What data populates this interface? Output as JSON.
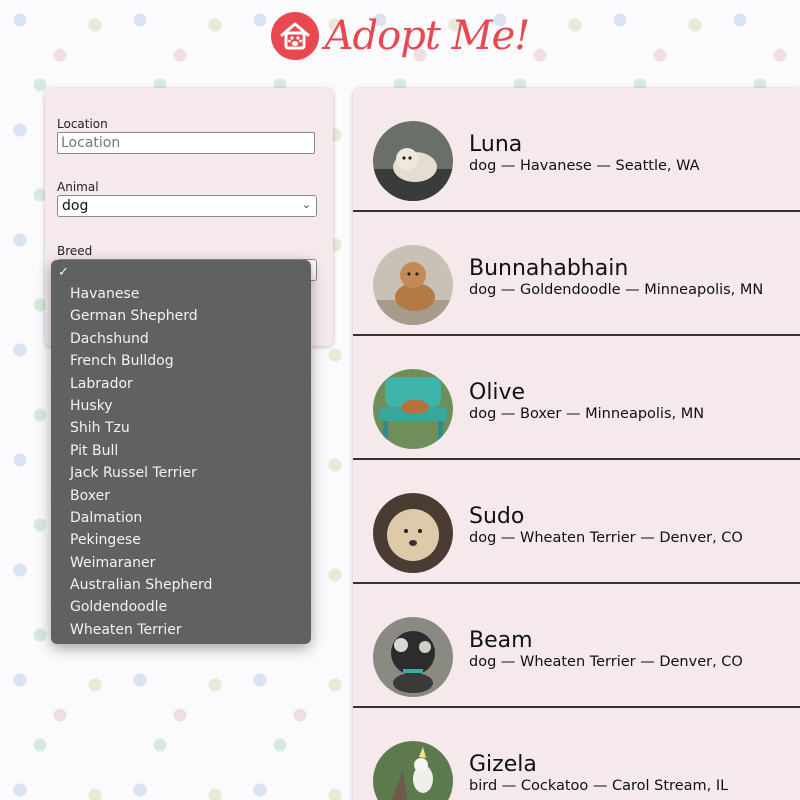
{
  "brand": {
    "title": "Adopt Me!",
    "color": "#e8484f",
    "icon": "house-paw-icon"
  },
  "search": {
    "location_label": "Location",
    "location_placeholder": "Location",
    "animal_label": "Animal",
    "animal_value": "dog",
    "breed_label": "Breed"
  },
  "breed_dropdown": {
    "checkmark": "✓",
    "options": [
      "Havanese",
      "German Shepherd",
      "Dachshund",
      "French Bulldog",
      "Labrador",
      "Husky",
      "Shih Tzu",
      "Pit Bull",
      "Jack Russel Terrier",
      "Boxer",
      "Dalmation",
      "Pekingese",
      "Weimaraner",
      "Australian Shepherd",
      "Goldendoodle",
      "Wheaten Terrier"
    ]
  },
  "pets": [
    {
      "name": "Luna",
      "info": "dog — Havanese — Seattle, WA"
    },
    {
      "name": "Bunnahabhain",
      "info": "dog — Goldendoodle — Minneapolis, MN"
    },
    {
      "name": "Olive",
      "info": "dog — Boxer — Minneapolis, MN"
    },
    {
      "name": "Sudo",
      "info": "dog — Wheaten Terrier — Denver, CO"
    },
    {
      "name": "Beam",
      "info": "dog — Wheaten Terrier — Denver, CO"
    },
    {
      "name": "Gizela",
      "info": "bird — Cockatoo — Carol Stream, IL"
    }
  ]
}
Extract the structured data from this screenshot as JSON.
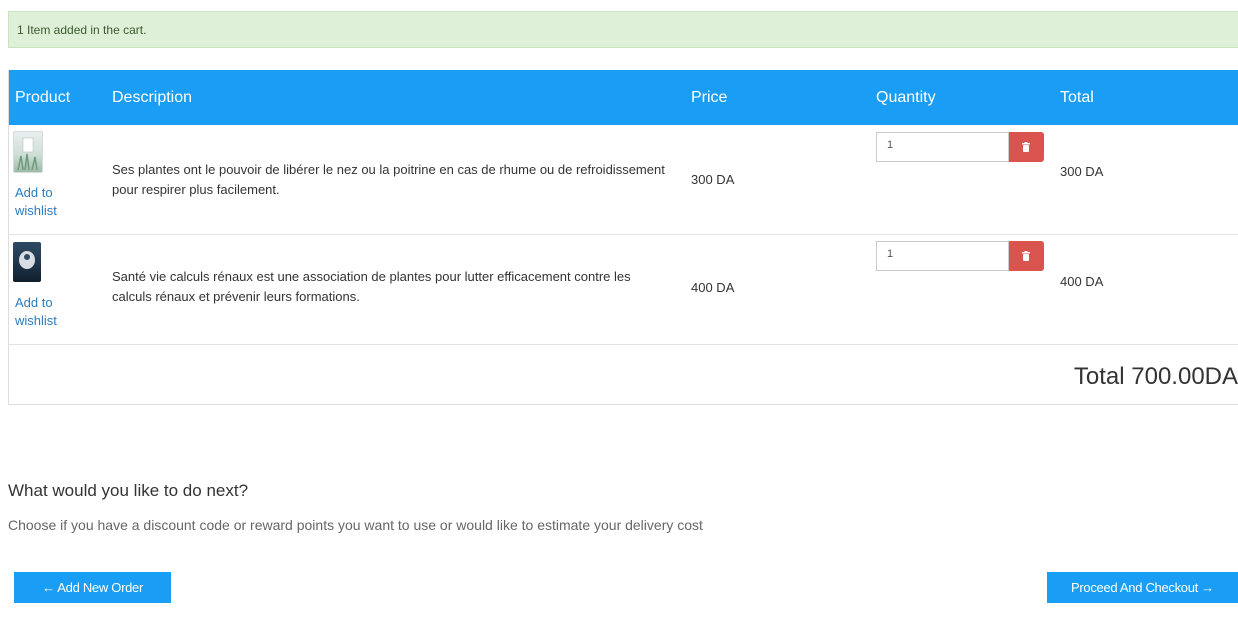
{
  "alert": {
    "message": "1 Item added in the cart."
  },
  "table": {
    "headers": {
      "product": "Product",
      "description": "Description",
      "price": "Price",
      "quantity": "Quantity",
      "total": "Total"
    },
    "rows": [
      {
        "wishlist_label": "Add to wishlist",
        "description": "Ses plantes ont le pouvoir de libérer le nez ou la poitrine en cas de rhume ou de refroidissement pour respirer plus facilement.",
        "price": "300 DA",
        "quantity": "1",
        "total": "300 DA"
      },
      {
        "wishlist_label": "Add to wishlist",
        "description": "Santé vie calculs rénaux est une association de plantes pour lutter efficacement contre les calculs rénaux et prévenir leurs formations.",
        "price": "400 DA",
        "quantity": "1",
        "total": "400 DA"
      }
    ],
    "grand_total": "Total 700.00DA"
  },
  "next": {
    "title": "What would you like to do next?",
    "subtitle": "Choose if you have a discount code or reward points you want to use or would like to estimate your delivery cost"
  },
  "buttons": {
    "add_order": "Add New Order",
    "checkout": "Proceed And Checkout"
  },
  "icons": {
    "add_order_icon": "arrow-left-icon",
    "checkout_icon": "arrow-right-icon",
    "delete_icon": "trash-icon"
  },
  "colors": {
    "header_bg": "#1a9df5",
    "alert_bg": "#dff0d8",
    "delete_bg": "#d9534f",
    "link": "#2a7bc0"
  }
}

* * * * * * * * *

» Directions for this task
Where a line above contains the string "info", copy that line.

» Task output
      "info": "dog — Havanese — Seattle, WA"
      "info": "dog — Goldendoodle — Minneapolis, MN"
      "info": "dog — Boxer — Minneapolis, MN"
      "info": "dog — Wheaten Terrier — Denver, CO"
      "info": "dog — Wheaten Terrier — Denver, CO"
      "info": "bird — Cockatoo — Carol Stream, IL"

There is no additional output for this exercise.